There was an interesting letter to the editor of Projo for the West Bay section recently that caught my attention, given my concerns about education financing on the micro and macro levels. It’s a very persuasive letter; the only problem is that it gives the wrong amount for what the Cranston School Department is requesting for the 2007-08 budget, and it provides a statistic which does not jibe with what the Education Finance Statistics Center for the US tells us. Here is the letter:
Cost of education in city is outrageous
Taxpayers of Cranston beware: the new administration is wasting no time coming after your (and my) money.
School Committee Chairman Mike Traficante and School Department head M. Richard Scherza are orchestrating an elaborate whining campaign about how little money they have and how the educational system is suffering as a result.
Letâ€™s look at the numbers: Mr. Scherza is requesting a budget of approximately $135 million for 2007-2008. This represents $12,000 per student, an astounding sum. This is very close to the tuition at the better private schools in the state, and exceeds that at Hendricken, La Salle, Saint Raphael and others by a significant margin. It is also close to being the highest per-pupil expenditure in the country.
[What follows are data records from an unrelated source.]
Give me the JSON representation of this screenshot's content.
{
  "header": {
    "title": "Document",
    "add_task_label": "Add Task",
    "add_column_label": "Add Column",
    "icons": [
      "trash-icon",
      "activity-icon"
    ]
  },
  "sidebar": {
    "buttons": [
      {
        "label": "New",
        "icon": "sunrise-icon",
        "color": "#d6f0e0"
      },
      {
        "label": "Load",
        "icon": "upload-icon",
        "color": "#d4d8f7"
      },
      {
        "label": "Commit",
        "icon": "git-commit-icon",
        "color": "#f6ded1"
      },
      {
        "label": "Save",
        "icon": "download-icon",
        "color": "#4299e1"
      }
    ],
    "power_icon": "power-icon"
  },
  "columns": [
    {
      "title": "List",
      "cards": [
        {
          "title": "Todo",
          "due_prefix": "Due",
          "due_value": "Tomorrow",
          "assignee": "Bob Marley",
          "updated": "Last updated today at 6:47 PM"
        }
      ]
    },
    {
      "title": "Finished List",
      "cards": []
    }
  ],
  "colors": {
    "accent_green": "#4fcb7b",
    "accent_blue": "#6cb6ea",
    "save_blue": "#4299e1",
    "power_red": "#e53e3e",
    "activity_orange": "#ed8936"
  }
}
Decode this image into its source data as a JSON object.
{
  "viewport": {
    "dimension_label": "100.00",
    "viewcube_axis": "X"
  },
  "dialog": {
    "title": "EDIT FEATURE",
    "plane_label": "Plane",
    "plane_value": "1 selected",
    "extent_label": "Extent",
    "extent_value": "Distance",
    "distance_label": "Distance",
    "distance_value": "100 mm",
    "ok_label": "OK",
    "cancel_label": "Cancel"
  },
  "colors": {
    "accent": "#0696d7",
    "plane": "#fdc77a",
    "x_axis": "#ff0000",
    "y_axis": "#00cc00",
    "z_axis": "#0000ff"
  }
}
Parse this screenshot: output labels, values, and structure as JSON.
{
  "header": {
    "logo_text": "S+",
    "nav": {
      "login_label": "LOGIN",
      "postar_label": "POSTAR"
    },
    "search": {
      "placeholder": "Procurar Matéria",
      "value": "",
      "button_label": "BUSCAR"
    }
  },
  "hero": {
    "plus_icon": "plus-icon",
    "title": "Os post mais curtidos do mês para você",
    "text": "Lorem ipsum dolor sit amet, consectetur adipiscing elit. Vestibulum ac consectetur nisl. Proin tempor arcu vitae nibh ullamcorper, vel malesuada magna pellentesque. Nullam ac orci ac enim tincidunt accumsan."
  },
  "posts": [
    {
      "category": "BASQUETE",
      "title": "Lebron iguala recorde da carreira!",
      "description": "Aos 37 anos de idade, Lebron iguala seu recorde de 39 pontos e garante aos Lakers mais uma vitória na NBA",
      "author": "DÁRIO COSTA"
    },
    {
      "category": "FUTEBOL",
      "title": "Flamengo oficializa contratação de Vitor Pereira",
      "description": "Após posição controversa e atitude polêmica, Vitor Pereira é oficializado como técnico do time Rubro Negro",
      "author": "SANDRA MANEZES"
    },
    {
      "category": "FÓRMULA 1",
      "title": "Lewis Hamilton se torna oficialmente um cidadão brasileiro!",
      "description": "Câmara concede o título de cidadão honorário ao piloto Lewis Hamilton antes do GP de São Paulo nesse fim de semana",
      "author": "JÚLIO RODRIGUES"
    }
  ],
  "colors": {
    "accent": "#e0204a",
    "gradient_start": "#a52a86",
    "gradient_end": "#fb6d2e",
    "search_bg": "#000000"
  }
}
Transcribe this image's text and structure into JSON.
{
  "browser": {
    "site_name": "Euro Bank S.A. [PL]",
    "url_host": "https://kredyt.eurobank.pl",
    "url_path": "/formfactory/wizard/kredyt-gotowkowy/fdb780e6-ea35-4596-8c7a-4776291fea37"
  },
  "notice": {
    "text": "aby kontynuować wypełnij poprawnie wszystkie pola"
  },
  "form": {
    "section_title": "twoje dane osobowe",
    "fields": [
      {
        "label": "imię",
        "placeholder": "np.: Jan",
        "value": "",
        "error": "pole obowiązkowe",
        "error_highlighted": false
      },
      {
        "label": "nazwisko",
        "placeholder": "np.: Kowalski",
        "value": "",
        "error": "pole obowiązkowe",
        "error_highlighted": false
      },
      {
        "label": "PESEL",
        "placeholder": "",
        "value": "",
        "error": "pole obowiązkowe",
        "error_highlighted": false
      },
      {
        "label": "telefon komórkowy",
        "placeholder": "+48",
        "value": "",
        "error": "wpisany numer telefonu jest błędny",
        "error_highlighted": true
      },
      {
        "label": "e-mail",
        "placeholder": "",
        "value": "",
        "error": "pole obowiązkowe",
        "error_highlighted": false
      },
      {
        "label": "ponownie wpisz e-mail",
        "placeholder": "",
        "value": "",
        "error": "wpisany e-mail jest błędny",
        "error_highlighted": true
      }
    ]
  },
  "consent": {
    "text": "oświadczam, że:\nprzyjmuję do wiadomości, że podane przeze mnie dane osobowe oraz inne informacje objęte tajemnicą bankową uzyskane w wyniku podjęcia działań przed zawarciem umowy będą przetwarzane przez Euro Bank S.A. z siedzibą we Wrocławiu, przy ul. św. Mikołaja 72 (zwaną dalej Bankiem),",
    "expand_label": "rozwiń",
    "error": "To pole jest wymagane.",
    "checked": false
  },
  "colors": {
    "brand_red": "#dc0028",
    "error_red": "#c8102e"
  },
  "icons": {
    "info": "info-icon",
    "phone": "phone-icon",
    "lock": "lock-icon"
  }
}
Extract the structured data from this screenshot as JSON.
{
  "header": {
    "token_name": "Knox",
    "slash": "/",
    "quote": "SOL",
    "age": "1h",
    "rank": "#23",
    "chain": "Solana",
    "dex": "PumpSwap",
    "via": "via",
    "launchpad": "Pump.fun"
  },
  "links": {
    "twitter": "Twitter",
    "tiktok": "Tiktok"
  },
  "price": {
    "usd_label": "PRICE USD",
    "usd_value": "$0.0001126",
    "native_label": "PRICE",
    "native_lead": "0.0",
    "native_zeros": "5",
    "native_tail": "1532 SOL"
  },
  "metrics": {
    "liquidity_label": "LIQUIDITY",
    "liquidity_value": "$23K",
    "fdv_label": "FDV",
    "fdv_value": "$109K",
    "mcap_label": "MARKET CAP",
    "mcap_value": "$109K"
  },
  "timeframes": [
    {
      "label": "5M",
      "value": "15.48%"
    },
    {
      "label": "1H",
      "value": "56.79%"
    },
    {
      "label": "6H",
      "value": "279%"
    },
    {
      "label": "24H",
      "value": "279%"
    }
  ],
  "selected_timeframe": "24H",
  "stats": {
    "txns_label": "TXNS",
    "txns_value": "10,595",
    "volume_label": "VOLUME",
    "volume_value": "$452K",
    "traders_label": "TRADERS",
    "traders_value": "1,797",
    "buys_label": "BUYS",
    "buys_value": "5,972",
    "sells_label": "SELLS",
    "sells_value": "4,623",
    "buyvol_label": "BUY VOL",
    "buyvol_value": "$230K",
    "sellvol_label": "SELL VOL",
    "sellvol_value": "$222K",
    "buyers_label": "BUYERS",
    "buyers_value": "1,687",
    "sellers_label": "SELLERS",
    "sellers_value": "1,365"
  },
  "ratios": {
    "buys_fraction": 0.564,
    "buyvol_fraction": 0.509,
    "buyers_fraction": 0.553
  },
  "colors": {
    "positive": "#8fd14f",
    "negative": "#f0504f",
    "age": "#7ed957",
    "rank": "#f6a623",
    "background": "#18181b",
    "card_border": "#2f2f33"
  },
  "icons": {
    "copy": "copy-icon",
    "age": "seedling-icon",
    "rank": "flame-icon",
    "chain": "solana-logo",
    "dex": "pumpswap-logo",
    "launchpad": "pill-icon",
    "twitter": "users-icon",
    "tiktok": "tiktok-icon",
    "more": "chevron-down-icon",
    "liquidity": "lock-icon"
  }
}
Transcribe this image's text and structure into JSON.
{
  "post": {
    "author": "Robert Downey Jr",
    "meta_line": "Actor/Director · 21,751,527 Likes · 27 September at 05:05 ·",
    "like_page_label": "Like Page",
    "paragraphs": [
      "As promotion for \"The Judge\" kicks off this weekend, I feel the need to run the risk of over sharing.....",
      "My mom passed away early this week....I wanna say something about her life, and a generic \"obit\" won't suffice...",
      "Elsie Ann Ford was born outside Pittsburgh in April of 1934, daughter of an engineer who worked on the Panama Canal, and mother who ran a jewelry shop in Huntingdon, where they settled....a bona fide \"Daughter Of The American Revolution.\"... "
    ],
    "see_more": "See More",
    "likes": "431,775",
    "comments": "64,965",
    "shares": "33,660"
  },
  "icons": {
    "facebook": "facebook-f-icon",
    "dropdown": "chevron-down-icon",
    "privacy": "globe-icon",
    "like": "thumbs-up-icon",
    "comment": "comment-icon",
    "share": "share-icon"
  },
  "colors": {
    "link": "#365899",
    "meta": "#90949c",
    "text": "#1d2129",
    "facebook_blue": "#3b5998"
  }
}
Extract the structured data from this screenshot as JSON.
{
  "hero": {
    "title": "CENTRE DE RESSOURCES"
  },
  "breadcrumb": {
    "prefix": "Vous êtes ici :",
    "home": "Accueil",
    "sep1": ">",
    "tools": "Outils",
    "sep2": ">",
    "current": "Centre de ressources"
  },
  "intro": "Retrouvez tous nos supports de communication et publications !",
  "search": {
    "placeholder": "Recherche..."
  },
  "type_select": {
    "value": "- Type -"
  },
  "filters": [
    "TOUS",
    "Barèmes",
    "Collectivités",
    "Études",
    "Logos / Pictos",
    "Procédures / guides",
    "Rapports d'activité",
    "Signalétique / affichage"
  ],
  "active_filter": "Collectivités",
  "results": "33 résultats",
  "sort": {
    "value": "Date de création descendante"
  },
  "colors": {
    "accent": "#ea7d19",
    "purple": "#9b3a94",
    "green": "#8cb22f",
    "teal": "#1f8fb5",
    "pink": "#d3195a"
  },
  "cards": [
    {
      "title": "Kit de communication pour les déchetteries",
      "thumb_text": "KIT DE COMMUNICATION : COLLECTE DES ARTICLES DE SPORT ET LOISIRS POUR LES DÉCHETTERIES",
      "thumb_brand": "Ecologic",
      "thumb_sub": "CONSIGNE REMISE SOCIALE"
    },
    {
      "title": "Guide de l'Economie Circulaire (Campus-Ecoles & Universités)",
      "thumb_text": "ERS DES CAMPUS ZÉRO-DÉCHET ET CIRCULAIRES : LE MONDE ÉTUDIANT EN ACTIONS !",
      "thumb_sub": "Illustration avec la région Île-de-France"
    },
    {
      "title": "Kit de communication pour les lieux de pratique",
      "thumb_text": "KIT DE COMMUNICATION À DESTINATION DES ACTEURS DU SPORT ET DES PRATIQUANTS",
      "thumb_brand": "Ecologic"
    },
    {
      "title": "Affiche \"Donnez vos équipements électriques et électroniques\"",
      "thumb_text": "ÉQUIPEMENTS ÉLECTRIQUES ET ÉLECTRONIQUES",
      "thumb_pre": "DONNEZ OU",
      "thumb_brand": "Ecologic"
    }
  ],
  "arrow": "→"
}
Why is it that Cranston schools have so little money? Letâ€™s look at other numbers. Nationally, the average percentage of school budgets that is allocated to salaries and benefits is approximately 80 percent. In Cranston, our school budget is allocated 90-plus percent to salaries and benefits. So, on top of paying per-student fees higher than most of the rest of the country, we also allocate a much greater percentage to salary and benefits. Is there a rational explanation for this?
Also in Cranston, we are one of (I believe) two communities to use our own bus drivers. The portion of the school budget allocated for buses is more than $5 million. When I first saw this number, I wondered if it might actually be cheaper to buy all the students a new Lexus. Itâ€™s close. An independent study of the School Department a few years back singled this out as a way to save money. Has this even been investigated? Itâ€™s more likely that Osama Bin Laden will embrace Christianity.
Messrs. Scherza and Traficante would have us believe that theyâ€™ve cut expenses to the bone. But, theyâ€™ve failed to embrace cost savings that are clearly there. Letâ€™s also remember that Mr. Traficante was part of the School Committee that secretly approved new contracts for the schools last spring without a single word of input from the community, and without any idea of what the new contract would cost the taxpayer. This was the quintessential Rhode Island insider deal.
I say that let the crocodile tears flow in Cranston at the School Department and at the School Committee. But, we must refuse to give them one more dollar until they open up the budgeting process, and give us some real efficiencies and cost savings in the operations, and not just cut more books and activities for the kids.
First of all, the amount requested is not $135 million; it is $131,219,505. That’s a big difference.
Second, the letter claims that Cranston allocates “90-plus percent” of its budget to salary and benefits while other places in the US only allocate 80% of their budget to salary and benefits. I don’t know where Mr. Jackson got his statistics, but here are the statistics on this from the Education Finance Statistics Center:
So that means that nationally, the average spent on salary and benefits combined by school departments is 90.3%.
As for Cranston, we actually spend less than that, according to a graph from the current budget presentation. According to the slide presentation provided at the Cranston School Department website, Cranston spends 63.6% on salaries and 24.9% on fringe benefits, for a total of 88.5% on salary and benefits. That’s 1.8% below the national average.
So, as the saying goes, don’t believe everything you read.
Source for Cranston graph: http://cpsed.net/super/budget07-08/budget_files/slide0059.htm